It’s important to do this because each security risk has its unique characteristics and weaknesses, infects in certain ways, and can cause specific damage. These are the WTF moments in the security world. 

This same logic applies to many other spheres where systems watch out for other kinds of WTF moments in incoming data.

Let’s imagine for a second how you might detect some WTF events in your businesses without leveraging data. A customer yelling at you? Management breathing down your neck? Disappointed investors? These are just a few examples, but we’ve all been there. It sucks. The reality is that most of those moments start as WTF events that were likely detectable in your data days, weeks, or months before they occurred. All the data in your applications contain the signals of these WTF moments, and our data can help us find them sooner if we look for them.

Once a WTF event is identified, how can our data explain the Why? This is where we start to go from a pure data problem to a hybrid one consisting of both data and knowledge. While data – whether it’s orders, service requests, returns, or a dozen other things – is always present, modern applications like Shopify and others don’t connect it in a way that makes finding the Why straightforward. So, for the Why, data is part A, and part B is the specific understanding of how the parts fit together. 

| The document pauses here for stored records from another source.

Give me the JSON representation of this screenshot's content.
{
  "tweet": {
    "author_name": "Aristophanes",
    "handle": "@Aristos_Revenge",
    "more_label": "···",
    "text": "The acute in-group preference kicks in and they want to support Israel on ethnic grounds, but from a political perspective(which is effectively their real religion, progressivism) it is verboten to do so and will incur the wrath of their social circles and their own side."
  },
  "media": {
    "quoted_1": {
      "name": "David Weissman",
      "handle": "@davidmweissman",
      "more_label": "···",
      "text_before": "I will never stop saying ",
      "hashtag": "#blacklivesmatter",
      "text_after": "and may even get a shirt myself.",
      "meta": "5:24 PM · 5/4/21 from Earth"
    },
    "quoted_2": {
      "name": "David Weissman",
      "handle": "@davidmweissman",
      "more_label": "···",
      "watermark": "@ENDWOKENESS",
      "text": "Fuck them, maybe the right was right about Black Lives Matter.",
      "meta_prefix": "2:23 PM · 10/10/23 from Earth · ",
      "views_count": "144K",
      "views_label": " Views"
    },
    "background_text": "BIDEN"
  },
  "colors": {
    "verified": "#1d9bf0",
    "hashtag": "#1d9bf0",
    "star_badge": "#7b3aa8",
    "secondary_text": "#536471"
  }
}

An example might help. Let’s say your sales are down. The reason – the Why – for that could be a few different things. They could be down because you had fewer orders, or they were smaller. Fewer orders could be a result of the timing of a holiday or some regional factor. The potential Whys aren’t always “in the data”. To inform the Why, we need to know how to connect data sets in different ways to indicate different Whys. This all requires external knowledge of people who know how the parts fit together in real life. After all, the goal is to make better decisions about what to do, so getting to the Why is a non-optional task that will inform what you do next. 

In reality, we usually get the proverbial knock on the door, an angry look, and a WTF moment. This results in us frantically trying to discover the Why of the matter. We download data and start trying to figure it out. The cause of the WTF might be obvious or take days to figure out. We may have a bias towards a particular root cause and get out over our skis (Not that I’ve ever done that before LOL ). We’re all human, and this happens. The challenge of leaning into a cause for expediency’s sake will usually come back to bite you. That’s because the “what to do next” to address the matter will usually only work if your assumed Why is correct.

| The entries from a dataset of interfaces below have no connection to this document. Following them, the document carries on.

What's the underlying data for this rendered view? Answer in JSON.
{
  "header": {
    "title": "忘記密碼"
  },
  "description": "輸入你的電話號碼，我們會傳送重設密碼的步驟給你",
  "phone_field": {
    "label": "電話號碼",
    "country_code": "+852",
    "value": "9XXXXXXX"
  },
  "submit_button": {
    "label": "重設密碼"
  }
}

So, astute readers like you likely see where this is going. While WTF is about data, Why is a data/knowledge hybrid, and the “What to do next” is mainly informed by past data. That said, a problem or opportunity cannot begin to be fixed or pursued until you decide what to do next. Do nothing or something? Do something, but what? Option little, medium or big? A or B? How are you even evaluating the decision? Opportunity, cost, risk? While you’ll face some easy decisions, most will fall on a spectrum. And BTW, we – the decision makers – are a variable in this equation.

Once a path is chosen and a decision for action is made, the actual work starts. Only after we’re finished can we know whether we made the right decision – which drives home the point that we have limited resources to do anything, as most of our effort goes is directed at our daily activities. All of that means that an organization’s success is in the hands of the particular WTFs we observe, the Why’s determined, and the What to Do’s taken. You’ll win some and lose some. Your mileage will vary.

As a DTC brand with all of your moving parts and uncertainty in the market, there are many WTFs happening all of the time. That’s life. The key to dealing with unknowns is consistency. Having a plan to move from WTF to Why to What do I do next, as smoothly and efficiently as possible. This is where all of that underused data and some consistency will help. It’s not rocket science, but it’s a smart thing to do.

And if you’d like to learn about a whole new way of doing this with Intelligence as a service, please contact us at